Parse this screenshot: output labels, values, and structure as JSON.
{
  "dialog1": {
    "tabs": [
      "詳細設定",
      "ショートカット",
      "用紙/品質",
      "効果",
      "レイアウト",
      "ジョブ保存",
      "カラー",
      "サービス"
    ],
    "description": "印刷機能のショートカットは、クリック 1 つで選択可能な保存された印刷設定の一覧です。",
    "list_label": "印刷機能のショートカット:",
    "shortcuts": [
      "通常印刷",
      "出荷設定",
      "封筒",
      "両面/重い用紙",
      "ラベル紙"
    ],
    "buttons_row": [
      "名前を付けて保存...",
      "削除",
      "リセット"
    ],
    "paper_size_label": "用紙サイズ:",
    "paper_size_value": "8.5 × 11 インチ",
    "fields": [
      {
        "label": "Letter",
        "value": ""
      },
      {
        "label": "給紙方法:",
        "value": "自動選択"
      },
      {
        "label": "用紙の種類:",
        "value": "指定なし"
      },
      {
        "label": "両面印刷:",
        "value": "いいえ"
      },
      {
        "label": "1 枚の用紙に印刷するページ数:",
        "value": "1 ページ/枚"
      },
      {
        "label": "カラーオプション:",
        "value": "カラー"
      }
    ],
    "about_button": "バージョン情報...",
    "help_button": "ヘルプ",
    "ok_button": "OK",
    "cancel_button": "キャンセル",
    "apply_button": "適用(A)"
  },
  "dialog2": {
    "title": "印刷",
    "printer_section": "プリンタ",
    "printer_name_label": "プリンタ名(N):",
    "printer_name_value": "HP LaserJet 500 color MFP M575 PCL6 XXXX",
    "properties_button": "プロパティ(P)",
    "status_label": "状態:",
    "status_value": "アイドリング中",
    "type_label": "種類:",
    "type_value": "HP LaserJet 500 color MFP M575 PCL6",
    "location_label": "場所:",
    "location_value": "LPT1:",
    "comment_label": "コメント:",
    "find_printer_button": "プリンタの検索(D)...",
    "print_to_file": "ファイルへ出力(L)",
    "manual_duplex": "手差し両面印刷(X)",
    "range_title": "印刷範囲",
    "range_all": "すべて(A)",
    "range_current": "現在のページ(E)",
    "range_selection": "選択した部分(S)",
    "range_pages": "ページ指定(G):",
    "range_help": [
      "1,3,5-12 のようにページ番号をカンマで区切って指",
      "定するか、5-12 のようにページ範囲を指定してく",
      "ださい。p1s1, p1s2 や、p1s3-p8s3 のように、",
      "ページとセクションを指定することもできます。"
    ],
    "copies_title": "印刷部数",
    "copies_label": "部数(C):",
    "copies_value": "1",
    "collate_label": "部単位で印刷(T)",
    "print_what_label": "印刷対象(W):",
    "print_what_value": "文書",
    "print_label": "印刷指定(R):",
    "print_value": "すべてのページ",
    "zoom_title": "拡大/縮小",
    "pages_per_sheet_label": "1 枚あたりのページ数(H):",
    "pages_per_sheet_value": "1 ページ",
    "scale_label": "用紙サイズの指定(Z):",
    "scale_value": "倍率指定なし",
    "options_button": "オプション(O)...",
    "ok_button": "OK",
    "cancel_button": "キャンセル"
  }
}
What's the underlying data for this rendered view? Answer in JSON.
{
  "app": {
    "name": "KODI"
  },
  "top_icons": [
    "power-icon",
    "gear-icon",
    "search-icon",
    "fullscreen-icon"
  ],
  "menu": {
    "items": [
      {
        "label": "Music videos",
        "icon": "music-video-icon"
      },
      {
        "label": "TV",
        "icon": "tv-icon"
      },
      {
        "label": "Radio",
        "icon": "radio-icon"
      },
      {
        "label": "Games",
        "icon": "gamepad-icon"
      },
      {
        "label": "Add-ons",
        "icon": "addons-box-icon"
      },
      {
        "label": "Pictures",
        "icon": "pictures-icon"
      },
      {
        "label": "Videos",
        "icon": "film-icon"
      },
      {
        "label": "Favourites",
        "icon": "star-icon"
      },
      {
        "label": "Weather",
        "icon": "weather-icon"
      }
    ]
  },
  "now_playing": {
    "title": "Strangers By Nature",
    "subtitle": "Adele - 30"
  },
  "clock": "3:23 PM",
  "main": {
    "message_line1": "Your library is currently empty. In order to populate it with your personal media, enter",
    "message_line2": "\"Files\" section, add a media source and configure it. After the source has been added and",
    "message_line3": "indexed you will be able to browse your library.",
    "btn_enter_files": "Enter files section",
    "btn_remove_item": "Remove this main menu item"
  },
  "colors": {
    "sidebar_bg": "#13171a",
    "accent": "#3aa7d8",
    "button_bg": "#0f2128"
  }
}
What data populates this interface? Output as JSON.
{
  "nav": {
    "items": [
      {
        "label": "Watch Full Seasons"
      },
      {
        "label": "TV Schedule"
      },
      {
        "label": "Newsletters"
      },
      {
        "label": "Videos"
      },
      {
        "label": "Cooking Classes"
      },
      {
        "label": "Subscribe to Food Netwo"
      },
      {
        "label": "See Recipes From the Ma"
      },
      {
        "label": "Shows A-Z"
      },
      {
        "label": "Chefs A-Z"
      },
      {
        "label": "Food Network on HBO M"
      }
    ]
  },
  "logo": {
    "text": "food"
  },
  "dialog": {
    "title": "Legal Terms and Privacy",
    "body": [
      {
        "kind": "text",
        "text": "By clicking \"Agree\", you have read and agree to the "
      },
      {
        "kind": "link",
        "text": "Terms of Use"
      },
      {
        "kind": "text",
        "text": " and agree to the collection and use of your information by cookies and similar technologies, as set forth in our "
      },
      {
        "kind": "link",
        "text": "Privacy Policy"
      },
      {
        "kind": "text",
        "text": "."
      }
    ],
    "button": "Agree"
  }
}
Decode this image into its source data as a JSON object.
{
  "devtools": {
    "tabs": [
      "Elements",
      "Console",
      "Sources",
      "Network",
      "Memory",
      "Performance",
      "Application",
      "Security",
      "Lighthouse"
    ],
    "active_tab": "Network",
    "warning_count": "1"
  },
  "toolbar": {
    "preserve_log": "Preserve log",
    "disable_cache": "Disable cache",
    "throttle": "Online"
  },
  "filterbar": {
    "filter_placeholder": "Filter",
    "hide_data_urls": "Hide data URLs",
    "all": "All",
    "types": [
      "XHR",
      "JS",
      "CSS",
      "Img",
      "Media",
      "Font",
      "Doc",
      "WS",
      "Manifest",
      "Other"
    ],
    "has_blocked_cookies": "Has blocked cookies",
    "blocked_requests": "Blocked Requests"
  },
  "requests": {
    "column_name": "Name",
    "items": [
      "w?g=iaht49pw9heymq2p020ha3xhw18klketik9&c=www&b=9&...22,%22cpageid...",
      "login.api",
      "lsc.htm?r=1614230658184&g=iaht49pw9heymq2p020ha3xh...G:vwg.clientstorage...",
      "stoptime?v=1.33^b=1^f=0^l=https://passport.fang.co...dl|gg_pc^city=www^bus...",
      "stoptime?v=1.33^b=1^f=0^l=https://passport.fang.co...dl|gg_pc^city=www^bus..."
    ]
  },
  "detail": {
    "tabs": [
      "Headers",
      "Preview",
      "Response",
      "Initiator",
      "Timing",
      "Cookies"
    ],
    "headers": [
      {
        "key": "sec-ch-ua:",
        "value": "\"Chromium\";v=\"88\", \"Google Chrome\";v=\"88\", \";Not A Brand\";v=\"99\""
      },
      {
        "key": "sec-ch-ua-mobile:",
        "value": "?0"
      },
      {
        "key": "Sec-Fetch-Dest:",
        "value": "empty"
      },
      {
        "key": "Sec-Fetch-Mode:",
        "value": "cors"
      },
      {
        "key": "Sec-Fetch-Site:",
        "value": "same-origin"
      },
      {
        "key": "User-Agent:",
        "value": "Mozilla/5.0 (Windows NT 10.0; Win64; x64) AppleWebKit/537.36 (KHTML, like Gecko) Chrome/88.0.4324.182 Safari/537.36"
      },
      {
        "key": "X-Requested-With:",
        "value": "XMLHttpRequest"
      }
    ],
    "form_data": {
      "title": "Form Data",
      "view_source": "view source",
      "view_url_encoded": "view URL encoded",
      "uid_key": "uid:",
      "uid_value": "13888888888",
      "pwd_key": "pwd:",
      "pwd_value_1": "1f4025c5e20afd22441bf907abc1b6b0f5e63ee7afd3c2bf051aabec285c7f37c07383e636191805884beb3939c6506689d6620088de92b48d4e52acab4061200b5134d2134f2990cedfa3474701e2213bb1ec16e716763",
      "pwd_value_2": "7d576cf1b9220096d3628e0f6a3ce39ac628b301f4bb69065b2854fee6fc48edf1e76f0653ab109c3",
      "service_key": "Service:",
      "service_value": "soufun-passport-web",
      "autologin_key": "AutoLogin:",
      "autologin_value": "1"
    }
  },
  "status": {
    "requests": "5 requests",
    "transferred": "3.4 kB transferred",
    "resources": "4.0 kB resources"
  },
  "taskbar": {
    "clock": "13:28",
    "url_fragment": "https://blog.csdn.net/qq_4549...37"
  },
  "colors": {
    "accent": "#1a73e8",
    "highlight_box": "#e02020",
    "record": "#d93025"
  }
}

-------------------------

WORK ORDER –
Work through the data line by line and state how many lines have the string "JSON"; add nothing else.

REPLY TO THE TASK –
4